It is, however, safe to assume that a study that has reached phase 3 would have never begun without apparent sufficient funds. Still, any additional costs that were not foreseen in the initial stages of the trial can reappear after the trial has already started. The key to preventing them is to identify where extra expenses may arise, prepare ahead for them, and allow for flexible allocations that permit the project to get back on track.
Although they may appear surprising, extra expenses are rarely spontaneous. Furthermore, they can often be traced back to certain mismanagement problems.
One of the most important factors behind unforeseen costs is communication issues between the CRO and Sponsor. Assumptions or lack of clarity between both parties can result in issues of different kinds, such as a poorly-defined scope of work or unrealistic expectations by the sponsor. In turn, this may prevent either from implementing proper contingency plans.
Other common sources of unforeseen costs may emerge due to the following problems:
Any of these problems will directly generate additional costs, but they are also very likely to cause missed deadlines. Trial delays, due to any reason, could then lead to additional project or site management hours, further changes in enrollment, or additional document submissions.
It should be noted that many of the issues described above are closely linked with each other. This is why proper planning and risk assessment should be in place at the very beginning.

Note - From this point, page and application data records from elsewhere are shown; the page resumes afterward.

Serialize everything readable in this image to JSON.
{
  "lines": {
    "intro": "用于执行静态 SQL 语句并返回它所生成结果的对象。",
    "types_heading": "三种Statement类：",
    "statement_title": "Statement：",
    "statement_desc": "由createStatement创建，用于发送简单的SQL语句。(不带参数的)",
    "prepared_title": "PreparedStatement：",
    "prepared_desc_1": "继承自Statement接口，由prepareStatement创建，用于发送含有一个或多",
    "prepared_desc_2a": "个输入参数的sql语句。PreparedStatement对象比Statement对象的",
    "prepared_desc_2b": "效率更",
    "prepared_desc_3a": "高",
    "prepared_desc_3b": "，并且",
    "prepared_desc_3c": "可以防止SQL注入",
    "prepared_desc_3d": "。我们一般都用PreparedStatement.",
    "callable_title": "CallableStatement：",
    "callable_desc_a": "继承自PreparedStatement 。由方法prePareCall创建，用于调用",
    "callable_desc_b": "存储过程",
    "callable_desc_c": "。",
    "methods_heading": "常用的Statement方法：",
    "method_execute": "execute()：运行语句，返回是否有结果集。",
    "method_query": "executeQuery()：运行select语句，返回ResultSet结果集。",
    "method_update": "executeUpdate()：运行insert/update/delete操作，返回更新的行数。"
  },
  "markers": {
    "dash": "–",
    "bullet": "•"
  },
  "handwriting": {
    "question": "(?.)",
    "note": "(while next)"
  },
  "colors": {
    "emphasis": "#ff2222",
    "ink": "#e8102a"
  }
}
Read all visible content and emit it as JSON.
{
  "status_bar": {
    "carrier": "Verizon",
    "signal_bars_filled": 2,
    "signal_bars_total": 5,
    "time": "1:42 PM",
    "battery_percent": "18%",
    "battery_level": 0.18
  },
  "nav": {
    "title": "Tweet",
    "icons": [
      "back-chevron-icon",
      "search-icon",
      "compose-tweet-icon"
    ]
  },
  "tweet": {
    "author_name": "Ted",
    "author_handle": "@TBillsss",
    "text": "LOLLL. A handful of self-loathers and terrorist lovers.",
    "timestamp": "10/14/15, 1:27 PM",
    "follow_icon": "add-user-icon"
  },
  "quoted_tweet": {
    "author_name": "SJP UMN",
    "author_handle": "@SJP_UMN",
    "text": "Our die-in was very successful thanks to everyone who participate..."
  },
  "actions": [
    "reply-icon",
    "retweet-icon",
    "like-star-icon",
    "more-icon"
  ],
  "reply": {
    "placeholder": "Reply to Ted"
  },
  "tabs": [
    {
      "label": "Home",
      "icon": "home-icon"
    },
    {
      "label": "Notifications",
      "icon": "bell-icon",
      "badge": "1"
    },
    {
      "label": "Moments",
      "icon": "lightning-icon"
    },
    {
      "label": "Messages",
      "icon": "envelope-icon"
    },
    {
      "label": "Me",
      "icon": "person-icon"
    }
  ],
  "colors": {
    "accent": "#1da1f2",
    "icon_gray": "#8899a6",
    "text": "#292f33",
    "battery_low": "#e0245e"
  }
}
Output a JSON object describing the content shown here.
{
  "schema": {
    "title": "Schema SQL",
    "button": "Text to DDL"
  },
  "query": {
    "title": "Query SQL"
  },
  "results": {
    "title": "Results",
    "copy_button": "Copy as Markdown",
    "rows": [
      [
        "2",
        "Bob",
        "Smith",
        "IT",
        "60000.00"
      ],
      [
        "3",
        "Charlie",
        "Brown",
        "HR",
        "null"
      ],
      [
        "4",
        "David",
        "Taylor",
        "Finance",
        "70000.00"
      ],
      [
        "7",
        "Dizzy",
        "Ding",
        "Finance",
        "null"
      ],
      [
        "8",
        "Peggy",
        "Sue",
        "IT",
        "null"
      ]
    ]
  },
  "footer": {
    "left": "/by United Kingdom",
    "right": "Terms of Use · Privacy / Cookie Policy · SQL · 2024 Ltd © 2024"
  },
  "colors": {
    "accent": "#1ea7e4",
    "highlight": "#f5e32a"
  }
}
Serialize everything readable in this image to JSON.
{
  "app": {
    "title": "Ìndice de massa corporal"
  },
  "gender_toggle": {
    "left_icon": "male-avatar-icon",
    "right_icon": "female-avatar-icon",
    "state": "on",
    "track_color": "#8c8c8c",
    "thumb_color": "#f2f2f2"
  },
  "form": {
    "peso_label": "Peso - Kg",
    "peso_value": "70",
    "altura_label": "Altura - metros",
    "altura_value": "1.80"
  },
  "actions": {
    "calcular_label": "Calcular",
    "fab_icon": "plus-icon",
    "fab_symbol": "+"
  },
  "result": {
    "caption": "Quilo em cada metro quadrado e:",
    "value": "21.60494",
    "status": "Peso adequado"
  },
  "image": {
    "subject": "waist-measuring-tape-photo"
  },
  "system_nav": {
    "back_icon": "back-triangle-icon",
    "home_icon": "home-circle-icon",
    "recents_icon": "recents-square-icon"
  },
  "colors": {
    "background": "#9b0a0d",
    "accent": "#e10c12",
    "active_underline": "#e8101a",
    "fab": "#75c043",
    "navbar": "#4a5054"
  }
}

At the planning stage, best practices should include the modelling of potential scenarios. The impact of each scenario should be followed through to its conclusion, and provisions to meet these costs should be included.
When possible, cost-control measures should be included, or just taken into consideration. These may include enrollment mitigation plans to be implemented to counteract potential enrollment limitations.
Finally, it’s useful to be aware of the local regulatory requirements affecting the countries where the study will be held. This may help to better assess possible timelines, and the required speed of enrollment. Knowledge of the financial environment will help predict changes in taxes, the labour market, salary trends, or possible logistic issues. This will permit the CRO to draft better mitigation plans.
The process should begin with proper planning and risk assessment, as well as local know-how. As a Clinical Research Organization, Dokumeds has gained 25-years’ experience in conducting clinical trials.
Dokumeds’ approach is to evaluate any potential financial risks from the moment we start preparing initial proposals. We then continue to monitor these risks throughout the course of the cooperation. Dokumeds’ expertise and knowledge of local specifics, along with risk evaluation and thorough financial modelling has helped our clients reduce the number of change of scopes to an absolute minimum.
When involved from the feasibility stage, Dokumeds can help sponsors identify and select the right sites required for successful enrollment. Through close collaboration with local vendors and key opinion leaders, we are also able to prevent delays or mistakes in the course of the study and to recognize potential regulatory bottlenecks ahead of time.
One of Dokumeds’ important objectives is to understand our Sponsor’s expectations and needs. Our qualified and experienced team can provide guidance in local procedures and requirements, and therefore prepare professional and thorough budgets, ensuring best trial results.